At this time of year many of us are on the lookout for whatever signs of spring we can find. The first true, native wildflower of spring, Eastern Skunk Cabbage (Symplocarpus foetidus), has been in bloom among swamps and streams for weeks now. But the first harbingers of spring in many of our yards and gardens are the snowdrops (Galanthus spp.). Seeing this flower in bloom gets the blood flowing with the realization that spring will soon arrive. I just found it in bud at my doorstep after the snow melted.
The name of the genus Galanthus is from ancient Greek (gála, milk, and anthos, flower). The most commonly cultivated species, the Common Snowdrop (Galanthus nivalis), aptly translates to “the milk flower of the snow.” This is the species that has been in cultivation for years and is the one that most of us have in our gardens.
The Common Snowdrop grows in the wild in woodlands and by streams in almost all of Europe, except England, Scotland, Ireland, and Wales. It was probably introduced in England in the 16th century. Some Brits, known as galanthophiles, are absolutely mad about their snowdrops. There are now more than 2,500 varieties and hybrids. In 2015, one plant, Galanthus ‘Golden Fleece’, sold on eBay for 1,390 pounds (US$1,940)! During the Second World War, US military police stationed in England were called snowdrops by the British because of their green uniforms and white hats and gloves.
Snowdrops are members of the Amaryllis family, Amaryllidaceae. They, like Trout Lily (Erythronium americanum), are true spring ephemerals, franticly flowering in late winter’s bright light and then withering away. But, unlike Trout Lily, they are not native New Englanders, having jumped ship from the Old World.
There are about 20 species throughout Europe and Asia and new species are still being identified. The most recent was discovered in 2012, Galanthus panjutinii. It is endangered, and only found in Georgia and Russia.
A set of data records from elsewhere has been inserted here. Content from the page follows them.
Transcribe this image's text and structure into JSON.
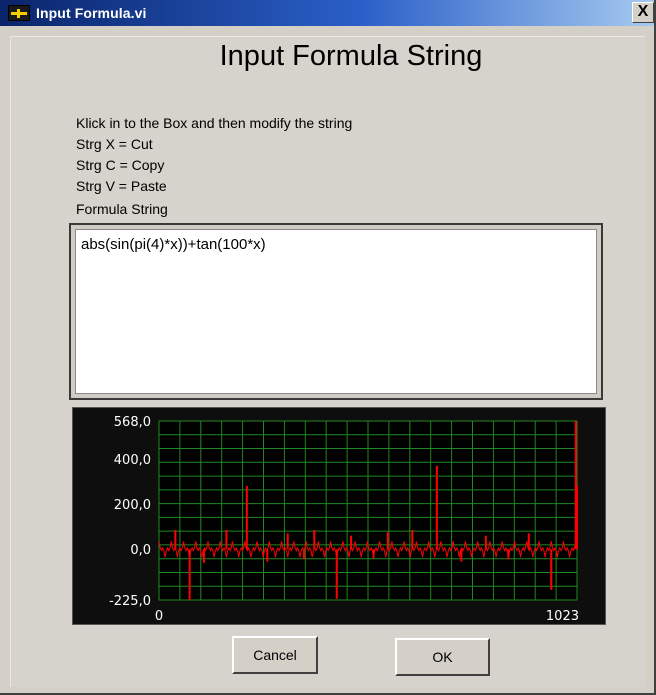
{
  "window": {
    "title": "Input Formula.vi",
    "close_label": "X"
  },
  "heading": "Input Formula String",
  "instructions": [
    "Klick in  to the Box and then modify the string",
    "Strg X = Cut",
    "Strg C = Copy",
    "Strg V = Paste"
  ],
  "formula_label": "Formula String",
  "formula_value": "abs(sin(pi(4)*x))+tan(100*x)",
  "buttons": {
    "cancel": "Cancel",
    "ok": "OK"
  },
  "colors": {
    "plot_line": "#ff0000",
    "grid": "#1f8a1f",
    "plot_bg": "#000000"
  },
  "chart_data": {
    "type": "line",
    "title": "",
    "xlabel": "",
    "ylabel": "",
    "xlim": [
      0,
      1023
    ],
    "ylim": [
      -225,
      568
    ],
    "y_ticks": [
      "568,0",
      "400,0",
      "200,0",
      "0,0",
      "-225,0"
    ],
    "x_ticks": [
      "0",
      "1023"
    ],
    "grid": true,
    "series": [
      {
        "spikes": [
          [
            40,
            85
          ],
          [
            75,
            -225
          ],
          [
            110,
            -60
          ],
          [
            165,
            85
          ],
          [
            215,
            280
          ],
          [
            265,
            -55
          ],
          [
            315,
            70
          ],
          [
            355,
            -45
          ],
          [
            380,
            85
          ],
          [
            435,
            -220
          ],
          [
            470,
            60
          ],
          [
            525,
            -40
          ],
          [
            560,
            75
          ],
          [
            620,
            85
          ],
          [
            680,
            370
          ],
          [
            740,
            -55
          ],
          [
            800,
            60
          ],
          [
            855,
            -45
          ],
          [
            905,
            70
          ],
          [
            960,
            -180
          ],
          [
            1020,
            568
          ],
          [
            1023,
            280
          ]
        ],
        "amplitude": 35
      }
    ]
  }
}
One population was destroyed during preparations for the Olympic Games in Sochi. Many species are threatened from habitat loss, over-collecting, and climate change. So, it is best to stick with varieties that have been in the trade for a while and are nursery propagated.
Reproduction in snowdrops mainly occurs with the bulbs creating offsets, as these plants bloom so early there aren’t many pollinators out yet. The occasional early-emerging queen bumblebee might pollinate a few flowers. If that happens, capsules form with seeds that contain hooked elaiosomes, which are attached fatty packets that attract ants. Ants then carry the seeds to their nest, eat the elaiosomes, and put the seeds in their dump pile, thereby planting the seeds.
You can take advantage of bulb offsets by dividing snowdrops when they are “in the green,” just after flowering. Dig up the whole plant, bulbs and all, separate it into smaller clumps, and then plant those. You can quickly have good-sized patches in a relatively short time.
During the 19th century, in both England and the United States, the cultural practice called floriography, or “the language of flowers,” was all the rage. It’s a way to communicate using flowers, and we still do it today, with red roses that symbolize love and yellow roses for friendship. Snowdrops represent hope. In this time of division and hardship, let’s celebrate the hope that comes with increasing light and warmth and better days ahead.